The results of the comparison between the present and former studies with the CERM and the CERI show that the negative effects of Internet and mobile phone use are considerably stronger now that at the first survey in 2006. However, this is due mainly to the first period, between 2006 and 2013. Apparently, there is a downward tendency in the perception of negative consequences in the recent years, which may correspond to a progressive normalization and integration of these new technologies into our daily life.
Although we have already mentioned the limitations of the CERI and CERM (they were created in the cell phone era before the existence of the smartphone and they are self-report measures), they are easy to use and to score, thereby inviting us to continue using them when possible in order to study the evolution of the perception of the problematic use of the Internet and mobile phones. They indicate, not so much the prevalence of an addiction, but the perception of a problem by the respondents. Although the correlation of the CERI and CERM with the statement “I am addicted to the internet” was moderate, the participants who were “very much in agreement” and “agreed” with this statement obtained significantly higher results than the rest in both the CERI and the CERM. This indicates that it might be possible to use this single question to detect the perception of problematic mobile phone use of individuals, as has already been suggested [46
]. It is highlighted that our students seem to have a perception about their Internet addiction more in line with the data obtained through the questionnaires than the participants in the study done by Pontes, Szabo, and Griffiths [46
], in which 51.9% of the participants identified themselves as Internet addicts.
This study is not without limitations.
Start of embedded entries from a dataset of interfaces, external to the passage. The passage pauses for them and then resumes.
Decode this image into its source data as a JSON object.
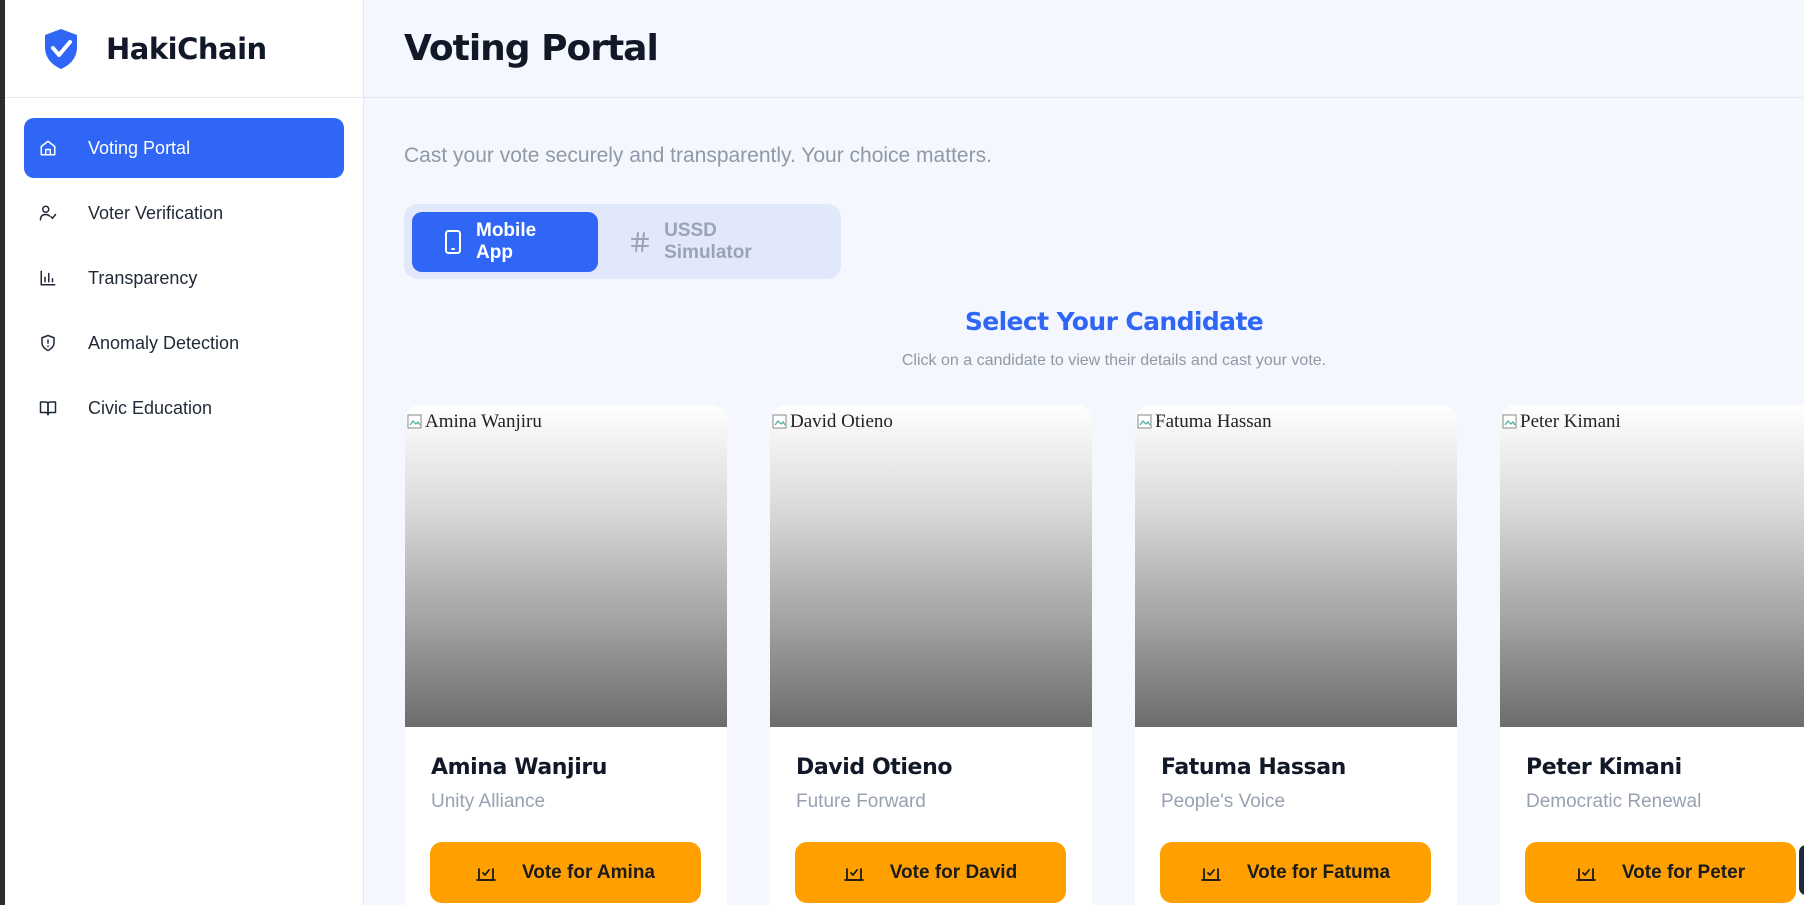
{
  "app": {
    "name": "HakiChain"
  },
  "sidebar": {
    "items": [
      {
        "label": "Voting Portal",
        "icon": "home-icon",
        "active": true
      },
      {
        "label": "Voter Verification",
        "icon": "user-check-icon",
        "active": false
      },
      {
        "label": "Transparency",
        "icon": "bar-chart-icon",
        "active": false
      },
      {
        "label": "Anomaly Detection",
        "icon": "shield-alert-icon",
        "active": false
      },
      {
        "label": "Civic Education",
        "icon": "book-open-icon",
        "active": false
      }
    ]
  },
  "header": {
    "title": "Voting Portal"
  },
  "main": {
    "subtitle": "Cast your vote securely and transparently. Your choice matters.",
    "modes": [
      {
        "label": "Mobile App",
        "icon": "smartphone-icon",
        "active": true
      },
      {
        "label": "USSD Simulator",
        "icon": "hash-icon",
        "active": false
      }
    ],
    "section_title": "Select Your Candidate",
    "section_subtitle": "Click on a candidate to view their details and cast your vote.",
    "candidates": [
      {
        "name": "Amina Wanjiru",
        "party": "Unity Alliance",
        "vote_label": "Vote for Amina",
        "photo_alt": "Amina Wanjiru"
      },
      {
        "name": "David Otieno",
        "party": "Future Forward",
        "vote_label": "Vote for David",
        "photo_alt": "David Otieno"
      },
      {
        "name": "Fatuma Hassan",
        "party": "People's Voice",
        "vote_label": "Vote for Fatuma",
        "photo_alt": "Fatuma Hassan"
      },
      {
        "name": "Peter Kimani",
        "party": "Democratic Renewal",
        "vote_label": "Vote for Peter",
        "photo_alt": "Peter Kimani"
      }
    ]
  },
  "colors": {
    "primary": "#2f66f5",
    "accent": "#ffa000",
    "background": "#f4f7fd",
    "muted_text": "#8f99a8"
  }
}
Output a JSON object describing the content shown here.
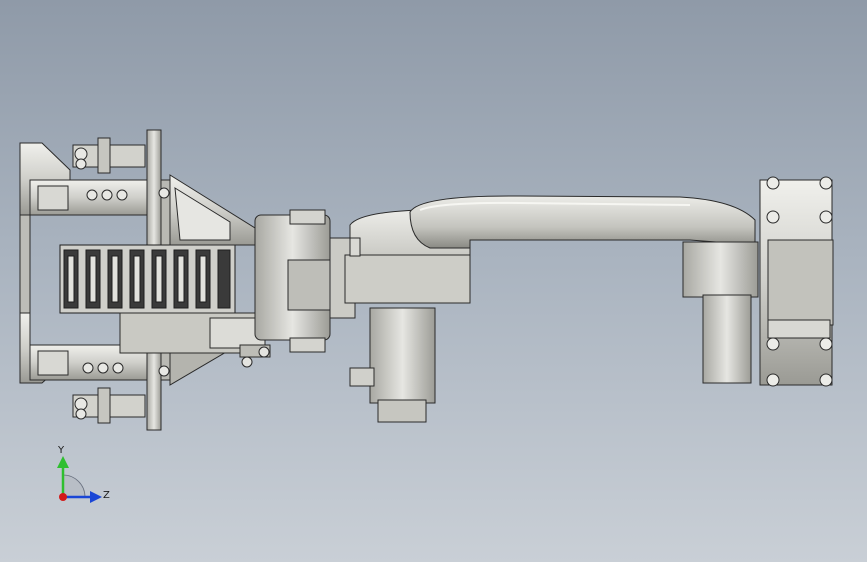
{
  "viewport": {
    "background_top": "#8f9aa8",
    "background_bottom": "#c9cfd6"
  },
  "model": {
    "part_colors": {
      "metal_light": "#e4e4e0",
      "metal_mid": "#c8c8c2",
      "metal_dark": "#8e8e88",
      "edge": "#2a2a2a",
      "chain": "#3a3a3a"
    }
  },
  "triad": {
    "y_label": "Y",
    "z_label": "Z",
    "y_color": "#2fbf2f",
    "z_color": "#1a46d6",
    "x_color": "#d21a1a"
  }
}
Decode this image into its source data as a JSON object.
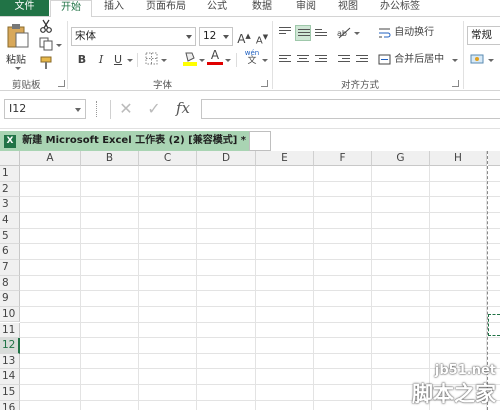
{
  "menu": {
    "tabs": [
      {
        "label": "文件"
      },
      {
        "label": "开始"
      },
      {
        "label": "插入"
      },
      {
        "label": "页面布局"
      },
      {
        "label": "公式"
      },
      {
        "label": "数据"
      },
      {
        "label": "审阅"
      },
      {
        "label": "视图"
      },
      {
        "label": "办公标签"
      }
    ],
    "active_tab": "开始"
  },
  "ribbon": {
    "clipboard": {
      "paste_label": "粘贴",
      "group_label": "剪贴板"
    },
    "font": {
      "font_name": "宋体",
      "font_size": "12",
      "grow_label": "A",
      "shrink_label": "A",
      "bold": "B",
      "italic": "I",
      "underline": "U",
      "font_color_label": "A",
      "phonetic_label": "wén",
      "group_label": "字体"
    },
    "alignment": {
      "wrap_label": "自动换行",
      "merge_label": "合并后居中",
      "group_label": "对齐方式"
    },
    "number": {
      "format_value": "常规"
    }
  },
  "formula_bar": {
    "name_box": "I12",
    "cancel_symbol": "✕",
    "enter_symbol": "✓",
    "fx_label": "fx",
    "formula_value": ""
  },
  "workbook_tab": {
    "title": "新建 Microsoft Excel 工作表 (2)  [兼容模式] *",
    "close_symbol": "×"
  },
  "grid": {
    "columns": [
      "A",
      "B",
      "C",
      "D",
      "E",
      "F",
      "G",
      "H"
    ],
    "rows": [
      "1",
      "2",
      "3",
      "4",
      "5",
      "6",
      "7",
      "8",
      "9",
      "10",
      "11",
      "12",
      "13",
      "14",
      "15",
      "16"
    ],
    "active_row": "12"
  },
  "watermark": {
    "line1": "jb51.net",
    "line2": "脚本之家"
  },
  "colors": {
    "accent": "#217346",
    "tab_fill": "#a9d4b3",
    "font_color": "#e00000",
    "fill_color": "#ffff00"
  }
}
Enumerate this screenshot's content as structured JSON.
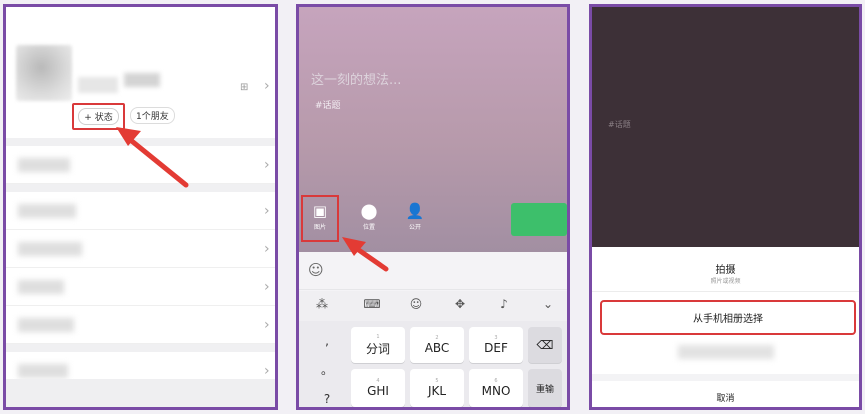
{
  "colors": {
    "highlight_border": "#d9393a",
    "arrow": "#e33b34",
    "send_button": "#3dbf6b",
    "frame": "#7a4ba6"
  },
  "panel1": {
    "status_button": "+ 状态",
    "friends_pill": "1个朋友",
    "qr_icon": "qr-code-icon"
  },
  "panel2": {
    "placeholder": "这一刻的想法...",
    "topic_tag": "#话题",
    "tools": {
      "photo_label": "图片",
      "location_label": "位置",
      "visibility_label": "公开"
    },
    "keyboard": {
      "punct": [
        ",",
        "。",
        "?"
      ],
      "row1": [
        {
          "num": "1",
          "label": "分词"
        },
        {
          "num": "2",
          "label": "ABC"
        },
        {
          "num": "3",
          "label": "DEF"
        }
      ],
      "row2": [
        {
          "num": "4",
          "label": "GHI"
        },
        {
          "num": "5",
          "label": "JKL"
        },
        {
          "num": "6",
          "label": "MNO"
        }
      ],
      "delete_icon": "backspace-icon",
      "reset_label": "重输"
    }
  },
  "panel3": {
    "topic_tag": "#话题",
    "sheet_title": "拍摄",
    "sheet_subtitle": "照片或视频",
    "album_option": "从手机相册选择",
    "cancel": "取消"
  }
}
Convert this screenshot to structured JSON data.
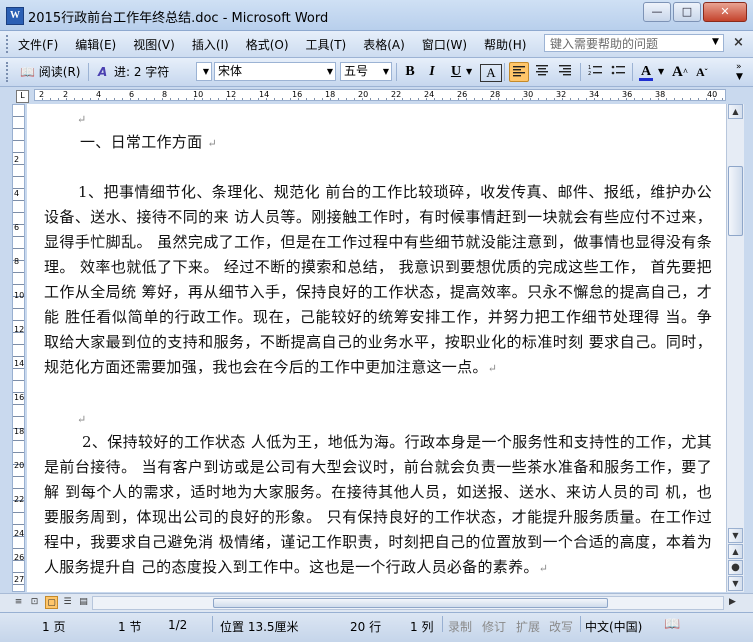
{
  "window": {
    "title": "2015行政前台工作年终总结.doc - Microsoft Word",
    "app_icon_letter": "W",
    "minimize": "—",
    "maximize": "□",
    "close": "✕"
  },
  "menubar": {
    "items": [
      {
        "label": "文件(F)"
      },
      {
        "label": "编辑(E)"
      },
      {
        "label": "视图(V)"
      },
      {
        "label": "插入(I)"
      },
      {
        "label": "格式(O)"
      },
      {
        "label": "工具(T)"
      },
      {
        "label": "表格(A)"
      },
      {
        "label": "窗口(W)"
      },
      {
        "label": "帮助(H)"
      }
    ],
    "help_placeholder": "键入需要帮助的问题",
    "close_doc": "×"
  },
  "toolbar": {
    "read_label": "阅读(R)",
    "indent_label": "进: 2 字符",
    "font_name": "宋体",
    "font_size": "五号",
    "bold": "B",
    "italic": "I",
    "underline": "U",
    "char_border": "A",
    "font_color_letter": "A",
    "grow_font": "A",
    "shrink_font": "A",
    "font_color_hex": "#1f2fd0",
    "active_hex": "#ffc66a"
  },
  "ruler": {
    "numbers": [
      "2",
      "2",
      "4",
      "6",
      "8",
      "10",
      "12",
      "14",
      "16",
      "18",
      "20",
      "22",
      "24",
      "26",
      "28",
      "30",
      "32",
      "34",
      "36",
      "38",
      "40"
    ],
    "corner": "L"
  },
  "vruler": {
    "numbers": [
      "2",
      "4",
      "6",
      "8",
      "10",
      "12",
      "14",
      "16",
      "18",
      "20",
      "22",
      "24",
      "26",
      "27"
    ]
  },
  "document": {
    "blank_mark": "↵",
    "heading": "一、日常工作方面 ",
    "para1": "1、把事情细节化、条理化、规范化 前台的工作比较琐碎，收发传真、邮件、报纸，维护办公设备、送水、接待不同的来 访人员等。刚接触工作时，有时候事情赶到一块就会有些应付不过来，显得手忙脚乱。 虽然完成了工作，但是在工作过程中有些细节就没能注意到，做事情也显得没有条理。 效率也就低了下来。 经过不断的摸索和总结， 我意识到要想优质的完成这些工作， 首先要把工作从全局统 筹好，再从细节入手，保持良好的工作状态，提高效率。只永不懈怠的提高自己，才能 胜任看似简单的行政工作。现在，己能较好的统筹安排工作，并努力把工作细节处理得 当。争取给大家最到位的支持和服务，不断提高自己的业务水平，按职业化的标准时刻 要求自己。同时，规范化方面还需要加强，我也会在今后的工作中更加注意这一点。",
    "para2": "2、保持较好的工作状态 人低为王，地低为海。行政本身是一个服务性和支持性的工作，尤其是前台接待。 当有客户到访或是公司有大型会议时，前台就会负责一些茶水准备和服务工作，要了解 到每个人的需求，适时地为大家服务。在接待其他人员，如送报、送水、来访人员的司 机，也要服务周到，体现出公司的良好的形象。 只有保持良好的工作状态，才能提升服务质量。在工作过程中，我要求自己避免消 极情绪，谨记工作职责，时刻把自己的位置放到一个合适的高度，本着为人服务提升自 己的态度投入到工作中。这也是",
    "para2_tail": "一个行政人员必备的素养。"
  },
  "statusbar": {
    "page": "1 页",
    "section": "1 节",
    "page_of": "1/2",
    "position": "位置 13.5厘米",
    "line": "20 行",
    "column": "1 列",
    "rec": "录制",
    "trk": "修订",
    "ext": "扩展",
    "ovr": "改写",
    "language": "中文(中国)"
  }
}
Firstly, university students have a higher than average level of academic development and their use of the Internet and mobile phones is not necessarily representative of the use that other young people engage in. Secondly, a problematic use of these technologies does not correspond to any diagnostic entity and may be a reflection of their social impact. Thirdly, both the CERI and the CERM should be updated, like other mobile addiction instruments (see, Kuss, Harkin, Kanjo and Billieux [64
]), because a general use of the Internet is no longer conceivable; rather, a specific one is, and more so because of the new and expanded uses of smartphones. The terms “internet addiction” and “smartphone addiction” could be ‘misnomers’ [49
] which we might not want to use anymore. Finally, it is possible that some differences found in this study were more influenced by the cultural differences between the samples than by the temporal differences.